On Oct. 6, the Undergraduate Student Senate held their weekly general body meeting. The two major items on the agenda were an academic calendar assessment presentation and a student and faculty ombuds presentation.
The academic calendar assessment presentation was given by computer science teaching professor Mark Stehlik, who serves on the Calendar Innovation Committee (CIC). The CIC was created to analyze the Academic Year (AY) 21-22 calendar and assess what should be done for AY 22-23. The result was the current “7-1-7 alignment” that features seven weeks of classes, one week of break, and seven weeks of classes. The main purpose of the AY 22-23 Calendar Assessment Committee (CAC), a part of the CIC, is to “develop and deliver a set of recommendations to the Provost for evaluating the impact of the approved changes to the academic calendar that can inform decision-making about the future of the academic calendar.”
The CAC has approached their work through five meetings: the first for developing research questions, the second through fourth to research question themes, and the fifth to prioritize metrics. Currently, 37 metrics within four domains have been considered to assess the new 7-1-7 calendar: 12 for student learning and curriculum, 15 for student wellbeing, five for faculty and staff experience, and five for faculty and staff wellbeing.
Three criteria were used to evaluate each metric: communication power, which considers how well a question communicates to a broad and diverse audience; proxy power, which asks how well the question says something of critical importance about the 7-1-7 calendar change; and data power, which asks if the CAC could obtain appropriate data/information in a timely manner. For instance, a metric evaluating change in the number of students using UHS and CaPS due to the calendar chance was considered to have “medium” communication, “low” proxy, and “low” data power since Community Health & Wellbeing experts indicated that changes in UHS and CaPS service utilization is not solely related to the calendar change.
Data will be collected in a variety of ways, including student surveys, faculty surveys, analysis of existing data, engagement analysis, and faculty focus groups. The next steps for the CAC is to share their plan with relevant groups and then charge the Institutional Research and the Eberly Center with conducting research.
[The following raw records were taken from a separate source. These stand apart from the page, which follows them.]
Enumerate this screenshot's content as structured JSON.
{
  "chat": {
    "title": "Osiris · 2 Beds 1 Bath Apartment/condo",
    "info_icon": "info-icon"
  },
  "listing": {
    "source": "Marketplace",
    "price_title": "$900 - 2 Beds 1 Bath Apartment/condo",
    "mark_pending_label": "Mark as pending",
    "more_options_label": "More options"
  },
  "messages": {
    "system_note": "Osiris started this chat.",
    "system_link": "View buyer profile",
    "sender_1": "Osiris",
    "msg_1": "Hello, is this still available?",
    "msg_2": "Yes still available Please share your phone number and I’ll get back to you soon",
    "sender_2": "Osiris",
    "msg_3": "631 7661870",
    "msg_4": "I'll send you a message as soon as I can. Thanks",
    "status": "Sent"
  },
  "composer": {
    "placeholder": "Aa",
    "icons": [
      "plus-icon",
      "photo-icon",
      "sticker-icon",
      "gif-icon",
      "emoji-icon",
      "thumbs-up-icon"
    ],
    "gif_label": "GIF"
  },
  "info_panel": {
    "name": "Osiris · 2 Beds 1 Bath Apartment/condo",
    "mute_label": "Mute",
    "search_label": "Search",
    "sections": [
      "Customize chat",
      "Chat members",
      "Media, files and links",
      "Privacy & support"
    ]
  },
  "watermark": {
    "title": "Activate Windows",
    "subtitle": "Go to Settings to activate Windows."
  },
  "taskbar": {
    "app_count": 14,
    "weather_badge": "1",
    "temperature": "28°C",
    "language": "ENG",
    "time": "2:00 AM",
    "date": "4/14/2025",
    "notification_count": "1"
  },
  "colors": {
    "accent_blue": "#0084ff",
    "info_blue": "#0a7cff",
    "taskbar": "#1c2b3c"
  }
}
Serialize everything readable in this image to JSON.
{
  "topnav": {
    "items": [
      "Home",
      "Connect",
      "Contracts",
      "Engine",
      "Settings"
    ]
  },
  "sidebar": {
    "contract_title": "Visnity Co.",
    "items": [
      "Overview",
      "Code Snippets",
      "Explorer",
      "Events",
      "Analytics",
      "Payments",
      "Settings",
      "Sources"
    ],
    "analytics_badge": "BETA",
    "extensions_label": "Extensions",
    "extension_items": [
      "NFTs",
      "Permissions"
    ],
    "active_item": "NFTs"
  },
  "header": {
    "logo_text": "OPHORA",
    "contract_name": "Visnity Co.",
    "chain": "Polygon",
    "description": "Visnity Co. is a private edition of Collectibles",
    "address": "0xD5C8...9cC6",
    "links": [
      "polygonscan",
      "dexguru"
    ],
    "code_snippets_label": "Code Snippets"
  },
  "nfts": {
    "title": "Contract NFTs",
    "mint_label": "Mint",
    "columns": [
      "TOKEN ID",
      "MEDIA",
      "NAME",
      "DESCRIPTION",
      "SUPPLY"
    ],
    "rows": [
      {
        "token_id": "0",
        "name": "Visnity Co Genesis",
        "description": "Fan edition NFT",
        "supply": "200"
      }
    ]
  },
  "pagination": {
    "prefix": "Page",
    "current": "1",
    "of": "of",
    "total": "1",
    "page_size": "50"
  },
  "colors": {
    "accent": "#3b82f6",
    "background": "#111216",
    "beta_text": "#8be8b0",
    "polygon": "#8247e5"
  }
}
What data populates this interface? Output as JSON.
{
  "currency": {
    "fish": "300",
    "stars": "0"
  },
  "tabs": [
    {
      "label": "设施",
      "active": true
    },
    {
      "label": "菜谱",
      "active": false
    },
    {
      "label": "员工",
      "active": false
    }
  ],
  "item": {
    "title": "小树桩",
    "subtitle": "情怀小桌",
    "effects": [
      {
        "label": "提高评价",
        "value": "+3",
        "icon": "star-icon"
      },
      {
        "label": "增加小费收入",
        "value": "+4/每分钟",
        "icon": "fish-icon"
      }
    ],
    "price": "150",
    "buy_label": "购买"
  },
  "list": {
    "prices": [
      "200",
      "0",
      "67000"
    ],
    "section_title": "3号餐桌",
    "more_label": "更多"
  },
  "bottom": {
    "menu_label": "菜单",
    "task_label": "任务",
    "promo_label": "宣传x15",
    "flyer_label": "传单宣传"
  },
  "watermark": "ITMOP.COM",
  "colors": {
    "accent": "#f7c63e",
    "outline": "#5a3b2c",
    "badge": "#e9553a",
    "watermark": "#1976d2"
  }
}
Currently, the proposed AY 23-24 calendar does also feature the 7-1-7 alignment, and classes are planned for election day.
The next presentation was regarding the creation of a Student & Faculty Ombuds Office. An ombuds is “a designated neutral person who informally and confidentially helps to manage and resolve issues.” Their purpose is to direct individuals to the appropriate formal and/or informal process to resolve concerns. Examples given for why one may visit the Ombuds Office include navigating accusations of plagiarism, concerns about academic integrity violations and investigations, concerns about how instructors or professors are acting, or concerns about going on leave.
The Ombuds is meant to be an informal option that listens to concerns, provides assistance with evaluating options, and explains university policy and procedures, among other things. They are not meant to provide mental health counseling, offer legal advice, duplicate grievance procedures, conduct formal investigations, or overturn binding decisions. The main words that are used to describe the Student & Faculty Ombuds Office are informal, independent, impartial, and confidential; the identity of visitors to the office will not be disclosed unless permission is given, unless there is an imminent risk of serious harm, or for legal reasons.
There is currently an ongoing search for someone to fill the position of the ombuds. The goal is to hire a senior teaching track, tenured, or emeritus faculty member at Carnegie Mellon. The committee to hire an ombuds will include a number of students, staff, and administrators. The search is currently planned to begin in November.